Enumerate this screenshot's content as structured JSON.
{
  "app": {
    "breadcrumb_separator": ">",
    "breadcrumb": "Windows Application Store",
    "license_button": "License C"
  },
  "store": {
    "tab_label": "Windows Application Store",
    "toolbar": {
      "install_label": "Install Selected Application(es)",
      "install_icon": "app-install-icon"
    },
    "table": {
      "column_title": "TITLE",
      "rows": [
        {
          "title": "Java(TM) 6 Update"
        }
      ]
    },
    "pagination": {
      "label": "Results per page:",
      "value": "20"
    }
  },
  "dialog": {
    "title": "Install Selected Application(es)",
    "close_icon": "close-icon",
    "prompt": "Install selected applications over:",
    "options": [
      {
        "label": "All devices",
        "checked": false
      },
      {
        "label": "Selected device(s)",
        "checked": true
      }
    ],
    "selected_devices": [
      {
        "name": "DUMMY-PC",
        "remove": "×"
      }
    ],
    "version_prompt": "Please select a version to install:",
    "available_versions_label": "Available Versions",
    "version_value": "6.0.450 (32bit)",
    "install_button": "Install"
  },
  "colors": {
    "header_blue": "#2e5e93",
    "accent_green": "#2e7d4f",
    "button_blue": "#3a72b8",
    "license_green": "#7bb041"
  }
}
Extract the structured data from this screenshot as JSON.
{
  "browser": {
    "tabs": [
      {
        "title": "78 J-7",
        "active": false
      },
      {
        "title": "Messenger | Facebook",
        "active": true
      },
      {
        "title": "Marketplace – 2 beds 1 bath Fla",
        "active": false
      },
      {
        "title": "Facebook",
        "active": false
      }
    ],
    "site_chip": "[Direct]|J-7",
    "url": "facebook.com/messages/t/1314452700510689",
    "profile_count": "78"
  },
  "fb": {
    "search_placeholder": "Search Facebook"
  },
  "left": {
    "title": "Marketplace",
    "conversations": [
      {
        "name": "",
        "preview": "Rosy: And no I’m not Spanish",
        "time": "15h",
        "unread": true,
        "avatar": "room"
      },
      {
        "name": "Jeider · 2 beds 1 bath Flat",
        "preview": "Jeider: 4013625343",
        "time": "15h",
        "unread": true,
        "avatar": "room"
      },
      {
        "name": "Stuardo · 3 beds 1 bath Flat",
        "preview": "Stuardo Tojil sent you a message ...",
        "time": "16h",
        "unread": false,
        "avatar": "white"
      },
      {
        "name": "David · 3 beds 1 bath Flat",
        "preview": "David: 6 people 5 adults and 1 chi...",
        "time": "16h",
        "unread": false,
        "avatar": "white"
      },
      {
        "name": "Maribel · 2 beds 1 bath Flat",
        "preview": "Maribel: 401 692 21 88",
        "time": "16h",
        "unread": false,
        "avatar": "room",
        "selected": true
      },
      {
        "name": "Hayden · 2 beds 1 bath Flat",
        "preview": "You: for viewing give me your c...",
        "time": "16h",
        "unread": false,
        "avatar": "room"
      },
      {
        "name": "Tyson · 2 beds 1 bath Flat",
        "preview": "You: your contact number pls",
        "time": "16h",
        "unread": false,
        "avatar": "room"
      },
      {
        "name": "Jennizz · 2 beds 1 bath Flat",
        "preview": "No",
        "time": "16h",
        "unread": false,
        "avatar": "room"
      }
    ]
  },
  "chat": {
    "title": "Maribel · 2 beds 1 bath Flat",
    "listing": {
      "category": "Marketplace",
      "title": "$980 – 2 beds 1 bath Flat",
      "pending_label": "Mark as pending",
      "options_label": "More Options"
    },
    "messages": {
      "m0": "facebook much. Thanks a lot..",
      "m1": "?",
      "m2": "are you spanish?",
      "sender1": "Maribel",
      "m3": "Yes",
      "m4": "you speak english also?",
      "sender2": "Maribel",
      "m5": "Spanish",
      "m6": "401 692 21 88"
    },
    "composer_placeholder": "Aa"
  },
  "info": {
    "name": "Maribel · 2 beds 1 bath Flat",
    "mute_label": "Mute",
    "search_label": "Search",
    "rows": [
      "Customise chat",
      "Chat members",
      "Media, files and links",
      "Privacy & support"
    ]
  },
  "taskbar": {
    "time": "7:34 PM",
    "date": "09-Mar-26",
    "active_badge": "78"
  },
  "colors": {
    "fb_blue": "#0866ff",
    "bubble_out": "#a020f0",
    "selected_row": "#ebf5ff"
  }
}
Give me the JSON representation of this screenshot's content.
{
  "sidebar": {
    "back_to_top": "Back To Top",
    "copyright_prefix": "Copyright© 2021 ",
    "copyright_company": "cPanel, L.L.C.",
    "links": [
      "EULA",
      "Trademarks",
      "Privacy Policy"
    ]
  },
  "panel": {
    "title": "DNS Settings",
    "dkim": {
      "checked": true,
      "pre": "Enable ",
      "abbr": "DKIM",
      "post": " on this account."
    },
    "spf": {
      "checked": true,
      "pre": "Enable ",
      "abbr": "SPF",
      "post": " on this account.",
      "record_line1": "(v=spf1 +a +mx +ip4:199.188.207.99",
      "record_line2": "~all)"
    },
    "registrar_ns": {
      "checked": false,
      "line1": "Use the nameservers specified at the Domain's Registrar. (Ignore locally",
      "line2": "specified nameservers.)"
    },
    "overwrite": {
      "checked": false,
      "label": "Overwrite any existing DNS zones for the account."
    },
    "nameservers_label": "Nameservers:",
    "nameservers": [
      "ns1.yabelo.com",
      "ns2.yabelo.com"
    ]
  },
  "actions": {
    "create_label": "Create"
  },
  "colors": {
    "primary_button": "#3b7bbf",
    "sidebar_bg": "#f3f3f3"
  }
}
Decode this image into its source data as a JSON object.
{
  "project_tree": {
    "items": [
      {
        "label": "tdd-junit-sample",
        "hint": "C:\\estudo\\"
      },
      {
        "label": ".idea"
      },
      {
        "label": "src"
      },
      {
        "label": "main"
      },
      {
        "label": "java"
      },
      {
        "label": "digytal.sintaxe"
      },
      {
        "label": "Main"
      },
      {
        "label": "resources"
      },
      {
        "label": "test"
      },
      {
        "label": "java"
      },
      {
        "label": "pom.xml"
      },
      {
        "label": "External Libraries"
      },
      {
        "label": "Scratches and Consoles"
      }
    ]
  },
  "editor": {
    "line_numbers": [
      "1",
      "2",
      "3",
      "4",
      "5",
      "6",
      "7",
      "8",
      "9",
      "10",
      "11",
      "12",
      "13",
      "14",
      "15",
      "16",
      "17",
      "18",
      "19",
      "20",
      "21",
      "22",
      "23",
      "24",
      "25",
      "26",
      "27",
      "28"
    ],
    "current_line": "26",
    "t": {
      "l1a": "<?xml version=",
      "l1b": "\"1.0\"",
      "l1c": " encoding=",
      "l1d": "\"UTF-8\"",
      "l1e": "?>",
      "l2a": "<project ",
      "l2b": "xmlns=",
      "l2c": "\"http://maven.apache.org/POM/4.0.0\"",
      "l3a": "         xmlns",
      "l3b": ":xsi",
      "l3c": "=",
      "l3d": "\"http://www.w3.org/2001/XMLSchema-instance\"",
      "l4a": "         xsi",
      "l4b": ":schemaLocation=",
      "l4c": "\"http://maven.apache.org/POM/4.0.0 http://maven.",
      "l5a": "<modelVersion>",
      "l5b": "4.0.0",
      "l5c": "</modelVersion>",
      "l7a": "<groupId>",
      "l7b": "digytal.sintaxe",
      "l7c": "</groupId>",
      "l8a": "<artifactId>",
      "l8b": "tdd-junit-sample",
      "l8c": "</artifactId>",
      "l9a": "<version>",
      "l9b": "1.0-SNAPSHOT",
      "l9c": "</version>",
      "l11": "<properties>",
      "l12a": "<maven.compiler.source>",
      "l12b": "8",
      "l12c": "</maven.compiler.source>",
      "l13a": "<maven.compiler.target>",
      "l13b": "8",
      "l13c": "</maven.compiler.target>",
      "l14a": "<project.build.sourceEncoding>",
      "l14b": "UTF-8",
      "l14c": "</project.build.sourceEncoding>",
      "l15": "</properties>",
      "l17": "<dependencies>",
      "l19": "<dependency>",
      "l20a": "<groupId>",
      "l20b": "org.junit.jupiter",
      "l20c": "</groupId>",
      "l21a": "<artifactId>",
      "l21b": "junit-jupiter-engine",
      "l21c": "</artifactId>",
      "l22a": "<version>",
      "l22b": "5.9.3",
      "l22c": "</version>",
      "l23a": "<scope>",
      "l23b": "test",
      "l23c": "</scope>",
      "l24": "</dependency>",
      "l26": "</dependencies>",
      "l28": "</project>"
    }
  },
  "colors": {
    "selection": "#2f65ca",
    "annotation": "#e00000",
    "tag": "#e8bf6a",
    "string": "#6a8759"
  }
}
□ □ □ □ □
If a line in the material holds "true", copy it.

        "checked": true
        "active": true
        "unread": true,
        "unread": true,
        "selected": true
      "checked": true,
      "checked": true,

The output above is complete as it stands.